Alessandra Mariani is a Ph.D. candidate in art history at Université du Québec à Montréal. Her research focuses on the nature and aims of the interdisciplinarity of New York architectural firm Diller Scofidio + Renfro (DS+R). Her thesis explores the means developed by DS+R over forty years to widen their field of architectural interventions and alter their role as architects. The dissertation exposes DS+R’s undertakings in developing a cultural agency based on an assessment of the internal dynamics of the architectural discipline, their probing of the cultural conditioning produced by visual culture and mediated experience, and their maieutic centered on the creation of spaces promoting collective and individual subjectivization. Alessandra was awarded scholarships by the Fonds de recherche Société et Culture du Québec, the Social Sciences and Humanities Research Council of Canada, the Canadian Centre for Architecture, the Faculty of Arts of UQAM and the Laboratoire d’Études pour l’Architecture Potentielle to conduct her research. In 2006, she founded the journal Museologies (www.museologies.org), which mandate is to disseminate and promote interdisciplinary research focused on the plurality of functions and stakes of the contemporary museum’s environment. She has been the editor ever since. The double-blind reviewed articles by a recognized committee have attracted an international distribution of the journal to over two hundred museums and academic institutions and a Force Avenir Award (2009). Alessandra has published articles related to previously mentionned issues and architectural related themes, and gave papers on the progress of her doctoral research. Since 2011, she teaches the theory and history of modern architecture at the UQAM School of Design.

Mandana Bafghinia

mandana-copie.jpg

Title: The summit’s gaze, or the skyscraper as beacon and observatory

Supervisor: Prof.

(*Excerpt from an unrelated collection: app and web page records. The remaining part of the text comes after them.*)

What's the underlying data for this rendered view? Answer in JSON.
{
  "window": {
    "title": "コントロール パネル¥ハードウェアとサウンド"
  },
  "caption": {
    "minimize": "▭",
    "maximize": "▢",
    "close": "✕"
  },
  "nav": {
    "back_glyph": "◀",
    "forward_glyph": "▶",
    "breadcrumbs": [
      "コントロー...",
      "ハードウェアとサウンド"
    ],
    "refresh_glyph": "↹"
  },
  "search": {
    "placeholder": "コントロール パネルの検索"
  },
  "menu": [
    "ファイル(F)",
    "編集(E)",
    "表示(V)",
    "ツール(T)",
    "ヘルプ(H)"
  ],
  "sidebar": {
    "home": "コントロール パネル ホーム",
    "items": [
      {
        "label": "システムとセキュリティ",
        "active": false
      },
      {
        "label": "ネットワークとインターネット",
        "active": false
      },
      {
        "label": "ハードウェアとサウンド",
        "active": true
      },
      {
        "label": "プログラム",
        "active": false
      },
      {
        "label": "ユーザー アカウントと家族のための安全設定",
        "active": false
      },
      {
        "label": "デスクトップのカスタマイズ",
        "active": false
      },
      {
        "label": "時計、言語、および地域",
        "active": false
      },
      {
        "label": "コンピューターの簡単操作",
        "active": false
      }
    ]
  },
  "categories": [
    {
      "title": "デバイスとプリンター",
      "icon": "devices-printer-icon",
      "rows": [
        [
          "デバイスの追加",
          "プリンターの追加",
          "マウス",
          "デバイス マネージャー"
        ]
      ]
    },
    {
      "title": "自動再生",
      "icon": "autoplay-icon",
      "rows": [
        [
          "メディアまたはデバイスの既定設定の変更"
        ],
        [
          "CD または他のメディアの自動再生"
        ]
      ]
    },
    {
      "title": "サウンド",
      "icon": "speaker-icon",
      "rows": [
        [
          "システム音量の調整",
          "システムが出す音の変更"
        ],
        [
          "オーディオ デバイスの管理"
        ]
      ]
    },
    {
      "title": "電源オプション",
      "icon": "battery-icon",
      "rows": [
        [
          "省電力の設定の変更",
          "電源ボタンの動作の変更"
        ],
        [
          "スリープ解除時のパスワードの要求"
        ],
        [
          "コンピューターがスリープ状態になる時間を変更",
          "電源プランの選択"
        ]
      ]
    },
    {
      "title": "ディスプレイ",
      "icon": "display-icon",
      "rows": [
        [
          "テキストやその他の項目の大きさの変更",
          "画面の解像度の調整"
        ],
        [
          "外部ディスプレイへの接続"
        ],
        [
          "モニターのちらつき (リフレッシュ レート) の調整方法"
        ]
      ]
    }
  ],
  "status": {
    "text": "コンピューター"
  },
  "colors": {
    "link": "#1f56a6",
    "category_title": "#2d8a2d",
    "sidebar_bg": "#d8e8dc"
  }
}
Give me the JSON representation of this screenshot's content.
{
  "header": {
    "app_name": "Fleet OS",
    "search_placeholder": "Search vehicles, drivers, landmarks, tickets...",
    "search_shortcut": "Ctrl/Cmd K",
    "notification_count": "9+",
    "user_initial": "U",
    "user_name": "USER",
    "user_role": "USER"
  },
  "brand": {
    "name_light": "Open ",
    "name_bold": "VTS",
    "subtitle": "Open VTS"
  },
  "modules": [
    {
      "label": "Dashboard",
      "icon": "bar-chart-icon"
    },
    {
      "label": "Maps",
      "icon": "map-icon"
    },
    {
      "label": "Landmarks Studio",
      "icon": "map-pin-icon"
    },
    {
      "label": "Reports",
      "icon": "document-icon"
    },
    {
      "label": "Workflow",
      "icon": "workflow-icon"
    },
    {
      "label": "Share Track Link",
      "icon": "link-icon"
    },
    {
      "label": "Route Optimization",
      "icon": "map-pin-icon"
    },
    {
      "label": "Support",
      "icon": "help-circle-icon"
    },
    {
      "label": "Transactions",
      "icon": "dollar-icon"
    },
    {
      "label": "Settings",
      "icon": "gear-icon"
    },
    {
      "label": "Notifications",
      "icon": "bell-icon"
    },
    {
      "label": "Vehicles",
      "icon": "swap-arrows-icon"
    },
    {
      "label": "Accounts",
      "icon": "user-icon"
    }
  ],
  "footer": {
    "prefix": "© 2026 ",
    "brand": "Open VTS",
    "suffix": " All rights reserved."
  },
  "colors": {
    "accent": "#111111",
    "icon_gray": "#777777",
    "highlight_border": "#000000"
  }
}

Jean-Pierre Chupin

Thesis Summary: The dissertation considers skyscrapers as a transitional object within the architectural and the urban fields, focuses specifically on their summits, which are interpreted as dialogic constructs that transgress the opposition between seeing and being seen.

Since their appearance in Chicago and New York, skyscrapers expressing competitive business powers have shaped the skyline of the metropolis. Early skyscrapers were conceived to be seen looking up from the ground, but since the 1920s, architects have had the temptation of looking at the city from atop, creating observation areas.

The research will measure the expanded field in which the design process meets the perception of the observer, the viewing platform allowing for a re-conception of urban space and the shaping of new patterns. In another terms, these objects cannot be reduced to a semiotic system or a model of representation but rather represent a bequest of presence, allowing for the aesthetic experience of a mutual recognition from the observer and the designing architect.

Methodologically, the dissertation will develop at three distinct scales, corresponding to different historical, architectural and urban perspectives. The macro scale will respond to the evolution of the summit both as an interior and as an exterior skin. At the micro scale, a synchronic analysis will focus on three case studies: The Rockefeller Center in New York (1930-39), the Place Ville Marie in Montréal (1958-62) and the Tour Montparnasse in Paris (1969-73, and since 2017). Finally, at a meso scale, an analytic narrative will deal with the spatio-temporal experience of this ambiguous building.